* _Material provided_:
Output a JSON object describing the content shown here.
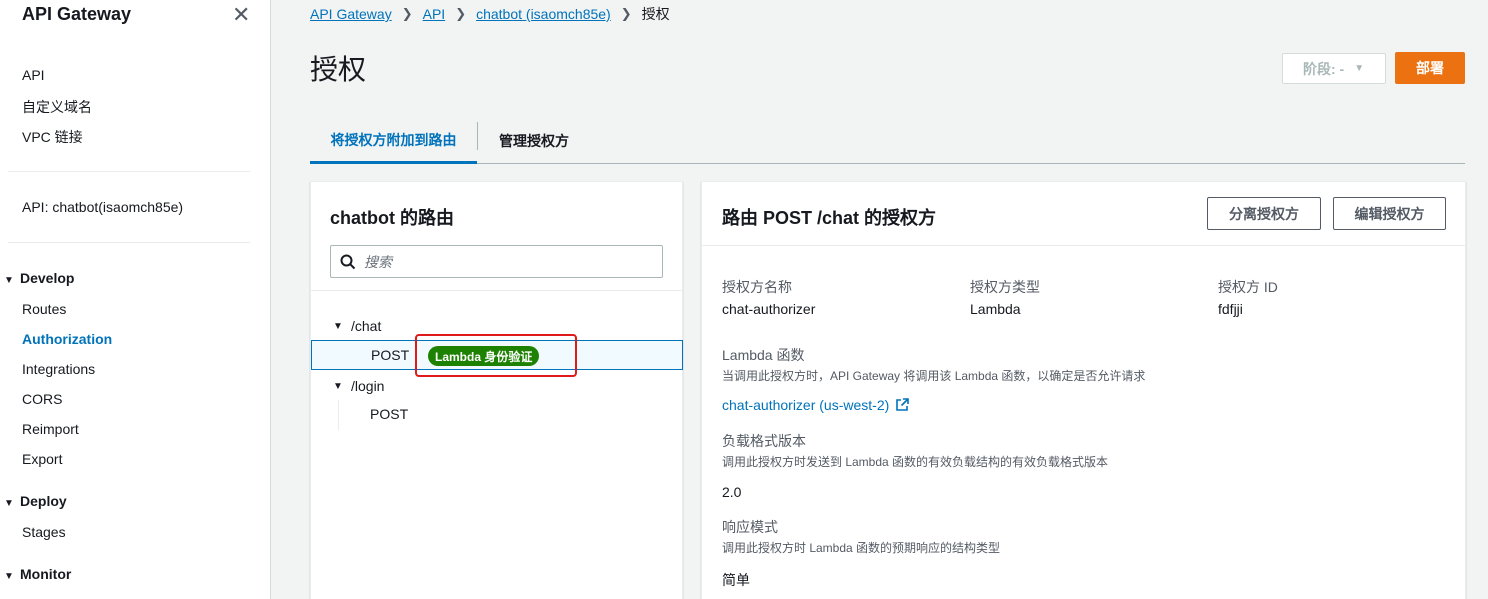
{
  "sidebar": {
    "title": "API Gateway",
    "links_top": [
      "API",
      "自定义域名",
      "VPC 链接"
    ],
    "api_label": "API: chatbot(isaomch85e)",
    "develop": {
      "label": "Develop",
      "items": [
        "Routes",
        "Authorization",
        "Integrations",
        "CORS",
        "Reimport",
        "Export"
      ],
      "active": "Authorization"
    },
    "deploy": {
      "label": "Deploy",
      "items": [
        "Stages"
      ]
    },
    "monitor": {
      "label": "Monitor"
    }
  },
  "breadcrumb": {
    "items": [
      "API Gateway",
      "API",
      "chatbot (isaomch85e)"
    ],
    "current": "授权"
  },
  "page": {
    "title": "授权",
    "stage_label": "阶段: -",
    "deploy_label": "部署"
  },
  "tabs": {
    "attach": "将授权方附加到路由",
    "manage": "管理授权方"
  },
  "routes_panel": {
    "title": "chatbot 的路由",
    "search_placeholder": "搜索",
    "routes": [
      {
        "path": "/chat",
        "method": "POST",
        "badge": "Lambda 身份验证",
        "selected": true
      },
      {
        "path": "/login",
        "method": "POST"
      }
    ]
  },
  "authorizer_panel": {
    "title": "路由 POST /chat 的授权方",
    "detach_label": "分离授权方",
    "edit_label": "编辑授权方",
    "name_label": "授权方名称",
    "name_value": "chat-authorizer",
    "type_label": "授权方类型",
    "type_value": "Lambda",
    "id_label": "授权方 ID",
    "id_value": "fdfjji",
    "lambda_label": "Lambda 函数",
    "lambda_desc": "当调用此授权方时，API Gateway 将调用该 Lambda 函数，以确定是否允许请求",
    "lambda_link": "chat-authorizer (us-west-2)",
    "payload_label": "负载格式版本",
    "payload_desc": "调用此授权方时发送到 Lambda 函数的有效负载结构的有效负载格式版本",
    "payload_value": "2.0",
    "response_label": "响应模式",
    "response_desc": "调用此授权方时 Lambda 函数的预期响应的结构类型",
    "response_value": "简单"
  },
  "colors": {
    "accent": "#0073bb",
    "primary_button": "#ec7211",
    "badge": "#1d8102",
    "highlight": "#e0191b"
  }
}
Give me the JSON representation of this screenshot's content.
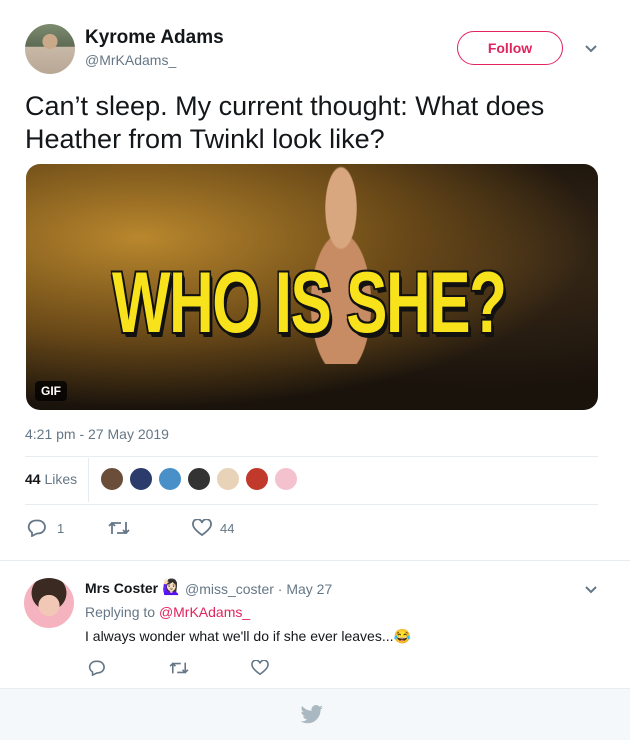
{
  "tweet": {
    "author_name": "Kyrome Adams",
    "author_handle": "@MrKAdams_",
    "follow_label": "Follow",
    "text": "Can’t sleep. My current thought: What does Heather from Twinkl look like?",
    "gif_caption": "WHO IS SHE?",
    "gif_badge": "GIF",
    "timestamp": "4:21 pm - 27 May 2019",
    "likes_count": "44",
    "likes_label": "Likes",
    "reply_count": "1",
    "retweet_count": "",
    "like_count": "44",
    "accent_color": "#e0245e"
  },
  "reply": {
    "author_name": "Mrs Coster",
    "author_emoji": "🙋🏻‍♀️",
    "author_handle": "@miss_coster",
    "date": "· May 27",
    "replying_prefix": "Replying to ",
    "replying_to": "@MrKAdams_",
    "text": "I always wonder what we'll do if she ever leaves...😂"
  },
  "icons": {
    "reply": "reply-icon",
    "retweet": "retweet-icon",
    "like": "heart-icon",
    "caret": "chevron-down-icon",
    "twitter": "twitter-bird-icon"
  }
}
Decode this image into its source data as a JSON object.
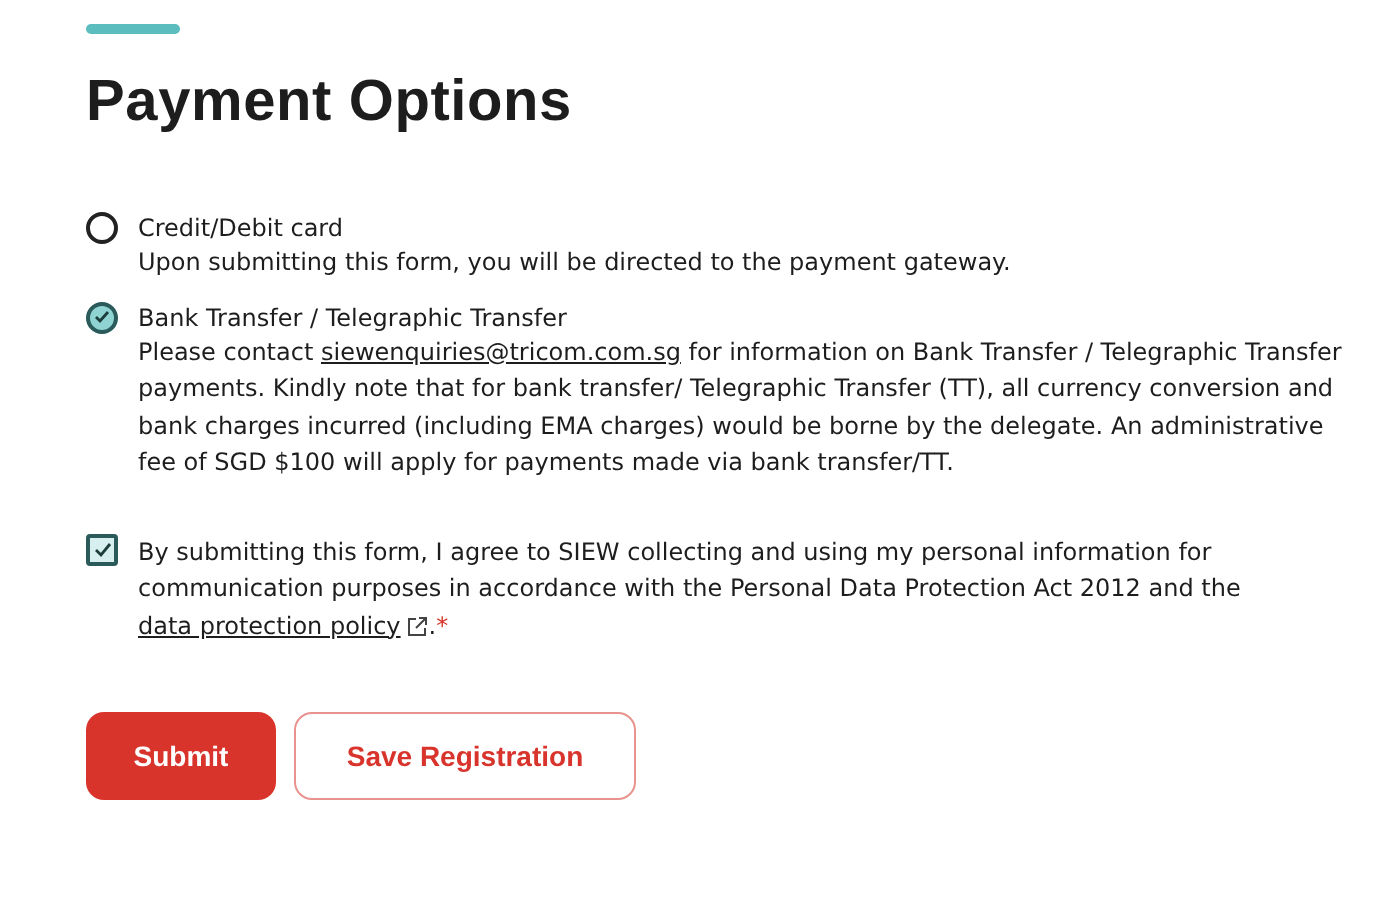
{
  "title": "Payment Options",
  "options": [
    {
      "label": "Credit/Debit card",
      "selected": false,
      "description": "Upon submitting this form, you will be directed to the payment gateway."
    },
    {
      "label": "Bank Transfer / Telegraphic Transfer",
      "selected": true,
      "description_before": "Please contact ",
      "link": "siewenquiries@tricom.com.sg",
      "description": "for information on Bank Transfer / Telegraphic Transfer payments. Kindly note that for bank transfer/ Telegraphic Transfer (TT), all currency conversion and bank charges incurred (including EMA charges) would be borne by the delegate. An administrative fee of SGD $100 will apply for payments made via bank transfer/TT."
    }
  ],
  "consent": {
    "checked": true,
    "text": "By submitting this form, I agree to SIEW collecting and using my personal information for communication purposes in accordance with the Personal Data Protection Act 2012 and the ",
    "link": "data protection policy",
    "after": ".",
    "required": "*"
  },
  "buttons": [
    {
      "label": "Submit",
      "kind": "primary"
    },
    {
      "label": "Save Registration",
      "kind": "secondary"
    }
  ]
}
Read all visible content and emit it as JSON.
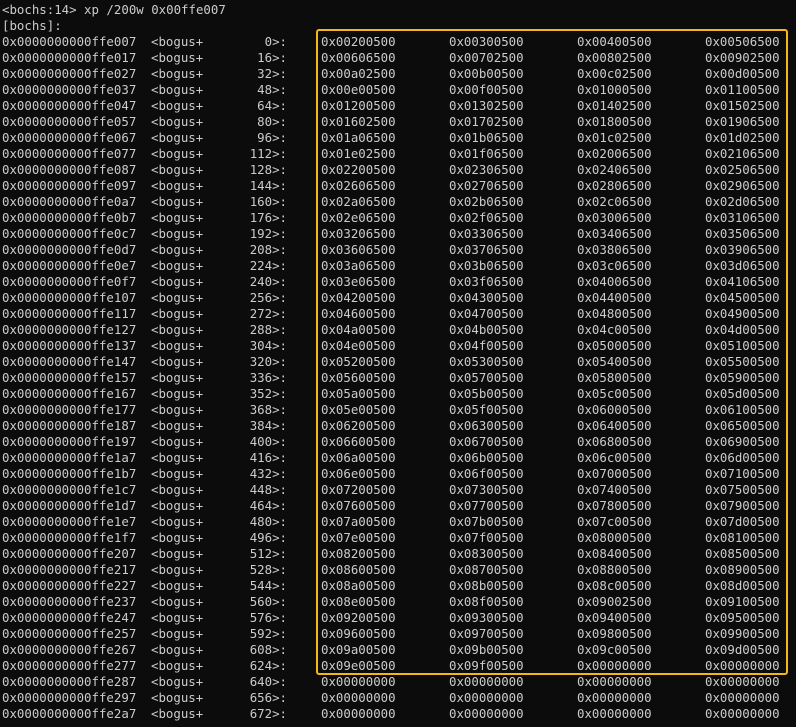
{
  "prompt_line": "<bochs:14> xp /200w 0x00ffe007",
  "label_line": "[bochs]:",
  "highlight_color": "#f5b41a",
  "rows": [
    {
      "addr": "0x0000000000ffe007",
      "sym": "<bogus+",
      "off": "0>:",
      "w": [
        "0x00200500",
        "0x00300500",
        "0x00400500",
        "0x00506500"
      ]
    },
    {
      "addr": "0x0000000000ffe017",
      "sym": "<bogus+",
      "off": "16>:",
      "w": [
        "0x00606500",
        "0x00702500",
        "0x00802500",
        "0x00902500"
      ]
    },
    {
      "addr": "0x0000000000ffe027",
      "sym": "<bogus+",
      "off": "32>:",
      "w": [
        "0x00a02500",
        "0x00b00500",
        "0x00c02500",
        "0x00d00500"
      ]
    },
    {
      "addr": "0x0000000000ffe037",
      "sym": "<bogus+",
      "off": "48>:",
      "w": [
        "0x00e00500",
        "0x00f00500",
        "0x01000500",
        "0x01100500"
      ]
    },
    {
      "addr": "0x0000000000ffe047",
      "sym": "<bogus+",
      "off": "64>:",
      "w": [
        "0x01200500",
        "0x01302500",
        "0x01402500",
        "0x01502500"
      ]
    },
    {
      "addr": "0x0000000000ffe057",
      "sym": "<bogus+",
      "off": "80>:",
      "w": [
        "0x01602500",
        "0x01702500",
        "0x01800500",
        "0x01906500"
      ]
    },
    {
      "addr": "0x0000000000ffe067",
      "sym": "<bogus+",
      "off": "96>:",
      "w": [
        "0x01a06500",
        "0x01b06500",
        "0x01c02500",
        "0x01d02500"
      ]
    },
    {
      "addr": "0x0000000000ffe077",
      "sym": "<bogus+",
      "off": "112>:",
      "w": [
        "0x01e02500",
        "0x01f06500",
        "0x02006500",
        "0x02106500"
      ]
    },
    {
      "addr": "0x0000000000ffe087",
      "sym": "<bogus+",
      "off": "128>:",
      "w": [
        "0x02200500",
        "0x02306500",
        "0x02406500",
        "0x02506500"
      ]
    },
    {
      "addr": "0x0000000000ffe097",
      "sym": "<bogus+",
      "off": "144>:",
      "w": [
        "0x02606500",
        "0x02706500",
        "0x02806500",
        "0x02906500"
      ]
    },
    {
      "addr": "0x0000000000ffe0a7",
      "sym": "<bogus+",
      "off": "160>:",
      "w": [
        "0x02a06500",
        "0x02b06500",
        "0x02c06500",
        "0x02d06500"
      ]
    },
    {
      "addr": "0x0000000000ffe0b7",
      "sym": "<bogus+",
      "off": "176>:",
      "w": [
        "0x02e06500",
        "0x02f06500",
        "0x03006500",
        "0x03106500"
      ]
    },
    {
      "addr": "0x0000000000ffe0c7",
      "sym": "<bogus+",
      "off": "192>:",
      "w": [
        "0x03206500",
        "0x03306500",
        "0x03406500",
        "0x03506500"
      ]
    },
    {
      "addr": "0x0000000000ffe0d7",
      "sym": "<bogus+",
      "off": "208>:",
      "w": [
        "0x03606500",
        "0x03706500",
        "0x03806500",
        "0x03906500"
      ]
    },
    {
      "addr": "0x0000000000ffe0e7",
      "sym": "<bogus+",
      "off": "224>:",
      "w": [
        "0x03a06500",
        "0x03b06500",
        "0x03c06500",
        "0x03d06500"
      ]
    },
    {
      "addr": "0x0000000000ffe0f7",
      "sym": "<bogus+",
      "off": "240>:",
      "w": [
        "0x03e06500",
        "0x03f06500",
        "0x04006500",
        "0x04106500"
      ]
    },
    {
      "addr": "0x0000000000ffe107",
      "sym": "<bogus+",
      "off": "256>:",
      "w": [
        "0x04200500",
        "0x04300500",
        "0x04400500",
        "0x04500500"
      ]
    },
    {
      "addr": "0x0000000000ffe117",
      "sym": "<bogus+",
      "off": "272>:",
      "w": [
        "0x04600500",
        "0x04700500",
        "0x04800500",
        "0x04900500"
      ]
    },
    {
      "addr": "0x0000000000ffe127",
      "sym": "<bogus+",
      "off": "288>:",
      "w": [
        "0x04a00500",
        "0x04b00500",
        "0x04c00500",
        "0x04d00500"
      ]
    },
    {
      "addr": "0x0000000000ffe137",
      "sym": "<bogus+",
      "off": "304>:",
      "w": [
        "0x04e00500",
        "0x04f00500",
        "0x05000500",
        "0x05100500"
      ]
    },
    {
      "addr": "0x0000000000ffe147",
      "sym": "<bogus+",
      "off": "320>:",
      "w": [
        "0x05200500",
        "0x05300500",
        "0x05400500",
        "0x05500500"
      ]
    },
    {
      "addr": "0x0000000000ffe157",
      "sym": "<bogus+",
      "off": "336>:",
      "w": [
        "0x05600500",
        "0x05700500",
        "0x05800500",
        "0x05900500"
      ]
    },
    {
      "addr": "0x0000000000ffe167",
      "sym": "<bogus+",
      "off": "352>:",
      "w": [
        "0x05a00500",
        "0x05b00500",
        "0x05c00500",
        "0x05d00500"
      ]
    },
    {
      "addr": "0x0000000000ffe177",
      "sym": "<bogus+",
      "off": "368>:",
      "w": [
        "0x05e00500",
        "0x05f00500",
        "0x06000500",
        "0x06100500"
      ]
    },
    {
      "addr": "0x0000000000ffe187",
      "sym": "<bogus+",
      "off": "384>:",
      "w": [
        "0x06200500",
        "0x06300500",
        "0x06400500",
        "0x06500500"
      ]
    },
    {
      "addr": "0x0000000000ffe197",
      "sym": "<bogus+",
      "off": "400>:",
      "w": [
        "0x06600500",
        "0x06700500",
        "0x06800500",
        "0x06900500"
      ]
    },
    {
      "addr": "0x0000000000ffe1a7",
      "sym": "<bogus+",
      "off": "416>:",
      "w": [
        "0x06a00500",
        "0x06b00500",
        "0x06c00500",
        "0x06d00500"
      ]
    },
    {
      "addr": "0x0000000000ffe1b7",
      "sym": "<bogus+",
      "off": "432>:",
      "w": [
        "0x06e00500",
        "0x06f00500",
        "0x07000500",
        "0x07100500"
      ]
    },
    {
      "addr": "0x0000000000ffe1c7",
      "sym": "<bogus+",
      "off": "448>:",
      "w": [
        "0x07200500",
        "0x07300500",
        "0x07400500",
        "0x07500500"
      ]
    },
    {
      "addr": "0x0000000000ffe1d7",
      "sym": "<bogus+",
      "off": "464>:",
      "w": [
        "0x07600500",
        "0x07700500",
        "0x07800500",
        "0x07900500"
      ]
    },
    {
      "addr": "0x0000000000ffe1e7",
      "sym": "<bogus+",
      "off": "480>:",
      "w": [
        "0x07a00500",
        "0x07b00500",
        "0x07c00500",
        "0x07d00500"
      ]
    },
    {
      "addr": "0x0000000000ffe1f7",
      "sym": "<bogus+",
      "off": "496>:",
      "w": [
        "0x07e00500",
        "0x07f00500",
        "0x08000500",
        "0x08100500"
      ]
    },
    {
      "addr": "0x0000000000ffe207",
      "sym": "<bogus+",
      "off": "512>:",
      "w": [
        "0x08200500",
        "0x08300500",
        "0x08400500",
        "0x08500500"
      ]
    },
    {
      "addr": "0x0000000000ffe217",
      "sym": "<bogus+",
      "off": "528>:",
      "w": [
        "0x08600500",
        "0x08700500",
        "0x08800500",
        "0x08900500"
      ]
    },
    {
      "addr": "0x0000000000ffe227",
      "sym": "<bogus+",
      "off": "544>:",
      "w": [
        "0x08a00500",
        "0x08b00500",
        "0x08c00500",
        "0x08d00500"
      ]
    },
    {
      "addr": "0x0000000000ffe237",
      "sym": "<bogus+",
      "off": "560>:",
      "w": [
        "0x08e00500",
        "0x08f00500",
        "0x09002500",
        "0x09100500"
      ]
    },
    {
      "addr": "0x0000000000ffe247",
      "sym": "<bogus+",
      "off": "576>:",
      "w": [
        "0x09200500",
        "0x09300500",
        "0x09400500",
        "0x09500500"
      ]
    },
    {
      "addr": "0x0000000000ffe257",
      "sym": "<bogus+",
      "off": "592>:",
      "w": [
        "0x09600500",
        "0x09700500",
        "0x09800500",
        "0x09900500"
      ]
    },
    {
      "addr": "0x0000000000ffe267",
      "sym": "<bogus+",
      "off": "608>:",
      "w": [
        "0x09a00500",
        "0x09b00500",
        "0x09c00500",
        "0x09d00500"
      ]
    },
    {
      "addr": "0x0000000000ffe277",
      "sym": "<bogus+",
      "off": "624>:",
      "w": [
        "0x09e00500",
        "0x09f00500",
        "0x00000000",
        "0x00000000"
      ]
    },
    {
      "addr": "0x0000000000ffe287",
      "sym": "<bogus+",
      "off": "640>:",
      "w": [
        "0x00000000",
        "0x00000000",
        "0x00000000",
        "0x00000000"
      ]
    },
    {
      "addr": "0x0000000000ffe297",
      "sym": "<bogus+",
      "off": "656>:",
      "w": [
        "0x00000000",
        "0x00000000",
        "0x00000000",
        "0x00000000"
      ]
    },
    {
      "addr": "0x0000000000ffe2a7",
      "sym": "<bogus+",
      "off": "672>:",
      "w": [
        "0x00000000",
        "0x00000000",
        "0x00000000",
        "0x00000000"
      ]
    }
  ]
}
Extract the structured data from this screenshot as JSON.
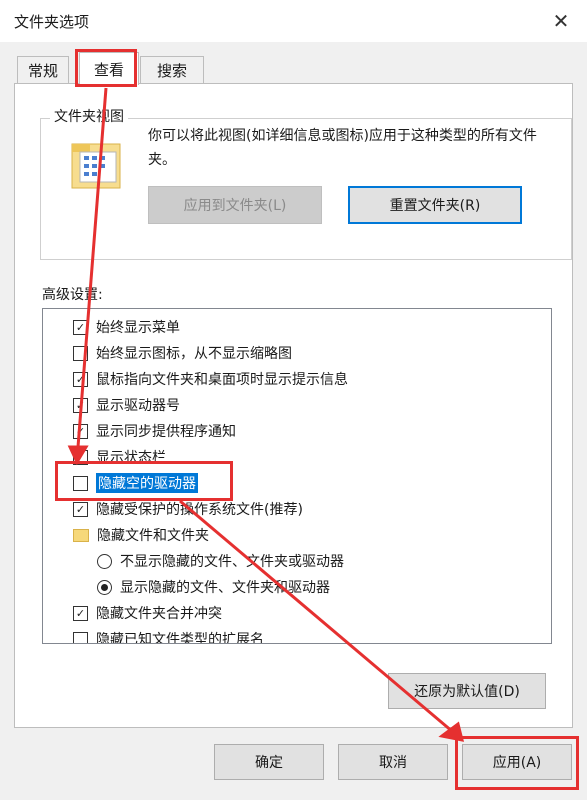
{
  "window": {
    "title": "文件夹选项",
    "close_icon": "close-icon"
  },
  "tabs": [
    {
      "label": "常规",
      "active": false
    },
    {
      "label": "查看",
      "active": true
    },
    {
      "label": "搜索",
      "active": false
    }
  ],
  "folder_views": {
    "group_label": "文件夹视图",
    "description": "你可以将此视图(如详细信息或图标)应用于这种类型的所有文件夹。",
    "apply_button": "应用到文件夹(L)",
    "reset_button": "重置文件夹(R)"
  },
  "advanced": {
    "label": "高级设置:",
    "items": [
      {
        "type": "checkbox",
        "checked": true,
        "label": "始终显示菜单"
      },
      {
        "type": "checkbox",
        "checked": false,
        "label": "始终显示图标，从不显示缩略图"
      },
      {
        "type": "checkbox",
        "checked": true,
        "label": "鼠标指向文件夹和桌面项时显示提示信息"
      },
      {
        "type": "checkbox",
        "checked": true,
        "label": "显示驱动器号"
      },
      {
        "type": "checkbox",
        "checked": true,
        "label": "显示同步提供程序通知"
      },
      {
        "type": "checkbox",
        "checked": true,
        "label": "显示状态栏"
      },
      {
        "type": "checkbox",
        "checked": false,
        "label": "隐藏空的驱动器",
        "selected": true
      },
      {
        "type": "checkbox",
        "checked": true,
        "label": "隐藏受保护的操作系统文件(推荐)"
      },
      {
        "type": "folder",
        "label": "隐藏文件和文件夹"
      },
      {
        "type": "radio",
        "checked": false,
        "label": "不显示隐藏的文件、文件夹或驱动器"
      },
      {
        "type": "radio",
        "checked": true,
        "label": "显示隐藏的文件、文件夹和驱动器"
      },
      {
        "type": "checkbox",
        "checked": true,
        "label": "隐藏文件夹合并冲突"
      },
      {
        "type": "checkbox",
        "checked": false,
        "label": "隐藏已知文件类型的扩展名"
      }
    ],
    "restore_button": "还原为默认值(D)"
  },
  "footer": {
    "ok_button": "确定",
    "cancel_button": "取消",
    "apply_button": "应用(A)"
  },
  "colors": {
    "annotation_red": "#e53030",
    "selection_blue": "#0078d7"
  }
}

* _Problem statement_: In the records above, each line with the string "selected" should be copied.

* _Solution_:
        "selected": true
      "selected": false,
      "selected": true,
        "selected": true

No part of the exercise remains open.